Written by Marilou Giammona
Sea Cliff resident Mark Fay may be about to retire from his teaching position at Munsey Park Elementary School, but the inspiration he has brought to youngsters for decades will remain. During his 29-year tenure at the school, the muralist has adorned the walls with seven murals, which range from seven feet to 90 feet. Prior to Munsey Park, he taught in Port Washington for 12 years and is currently an adjunct professor at Hofstra University.
“As an art teacher for 41 years, I’ve tried to inspire my students from kindergarten through post grad to explore their own creativity,” Fay said. “It has been a very rewarding journey.”
Now Fay will embark on a new journey.
“My grandfather, Charles Guldbrandsen, was a noted muralist working in New York until the 1970s. His largest project was the ceiling of constellations in the Grand Central Terminal. He and I had several opportunities to paint together,” Fay said.
As a youth, Fay was also inspired by his teachers.
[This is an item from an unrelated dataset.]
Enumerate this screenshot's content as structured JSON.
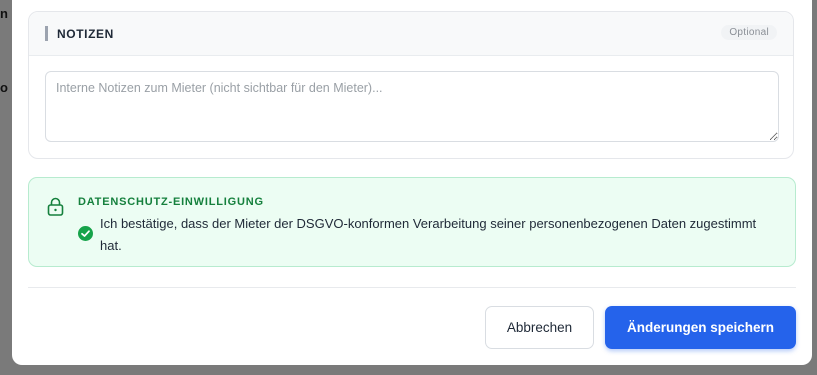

“I had wonderful art teachers all throughout school growing up in Port Washington as well as my undergrad work at Pratt Institute and C.W. Post,” he said.
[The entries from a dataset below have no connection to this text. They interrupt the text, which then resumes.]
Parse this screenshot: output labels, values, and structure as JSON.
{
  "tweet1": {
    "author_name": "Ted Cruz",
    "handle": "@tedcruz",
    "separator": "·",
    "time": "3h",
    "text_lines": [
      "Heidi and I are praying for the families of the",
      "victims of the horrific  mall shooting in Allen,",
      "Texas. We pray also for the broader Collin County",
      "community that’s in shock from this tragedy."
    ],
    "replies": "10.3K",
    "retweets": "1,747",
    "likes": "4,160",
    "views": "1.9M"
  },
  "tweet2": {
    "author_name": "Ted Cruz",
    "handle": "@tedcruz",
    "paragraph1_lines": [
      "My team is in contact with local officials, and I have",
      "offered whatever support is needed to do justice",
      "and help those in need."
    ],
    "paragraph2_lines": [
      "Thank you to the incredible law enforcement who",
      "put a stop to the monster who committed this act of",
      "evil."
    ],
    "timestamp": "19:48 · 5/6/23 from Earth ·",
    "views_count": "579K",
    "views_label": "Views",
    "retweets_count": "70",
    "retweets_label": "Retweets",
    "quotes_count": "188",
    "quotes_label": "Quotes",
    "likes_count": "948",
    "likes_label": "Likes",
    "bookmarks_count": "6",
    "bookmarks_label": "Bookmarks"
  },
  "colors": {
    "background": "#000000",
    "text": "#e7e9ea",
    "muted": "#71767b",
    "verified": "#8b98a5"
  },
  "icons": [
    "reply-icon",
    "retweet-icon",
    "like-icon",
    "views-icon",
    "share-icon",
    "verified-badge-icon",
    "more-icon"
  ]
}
As for the artists he studied, he drew inspiration from 19th century American painters John Singer Sargent, Winslow Homer and William M. Chase.
Viewing Fay’s murals, one might feel as if he’s been transported to a gateway into a lush garden or a waterfront gazebo.
“My murals are usually landscapes designed with a great deal of input from the client. The possibilities are wide open,” he said.
The artist draws inspiration from the changing conditions of light and color in the landscape at different times of the day and seasons for his murals. He uses acrylic paint because acrylic dries quicker than oil paint and paints either directly on walls or on canvas, which is then installed onto the wall.
“Both canvas and walls have their own specific characteristics. They both have unique qualities to them. Oftentimes it’s what the client is going to want to do,” Fay said. Fay might opt for canvas if the subject wall has pipes behind it. “Water is my biggest fear, so canvas for that situation is usually a better way to go.”
Fay has painted murals for local restaurants, private residences on Long Island and in Connecticut, and Sea Cliff Village Hall, which was a donation he made in 1993 to the village where he and his wife Laura reside.
As much as Fay is looking forward to devoting more time to his mural work, he’s equally excited to put more time into his pastels.
“Pastel has always been a tremendously exciting medium for me …. It’s so versatile and it’s very direct. As soon as I started using it [40 years ago], I fell in love with it,” he said.
Fay is a signature member of the Pastel Society of America (PSA) and has exhibited with that organization at the National Arts Club in New York’s Gramercy Park for the past several years.
“We have a show every year,” he said. “It’s an open competition that I’ve been very fortunate to be included in.”
Indeed, PSA typically receives more than 1,000 entries from artists across the country and selects about 180 to be exhibited, Fay said.
When Fay retires from Munsey Park Elementary School in June, he will continue as an adjunct at Hofstra.
“I’m excited about retiring. There’s plenty to do. I’m not going to be sitting home watching soap operas,” he laughed.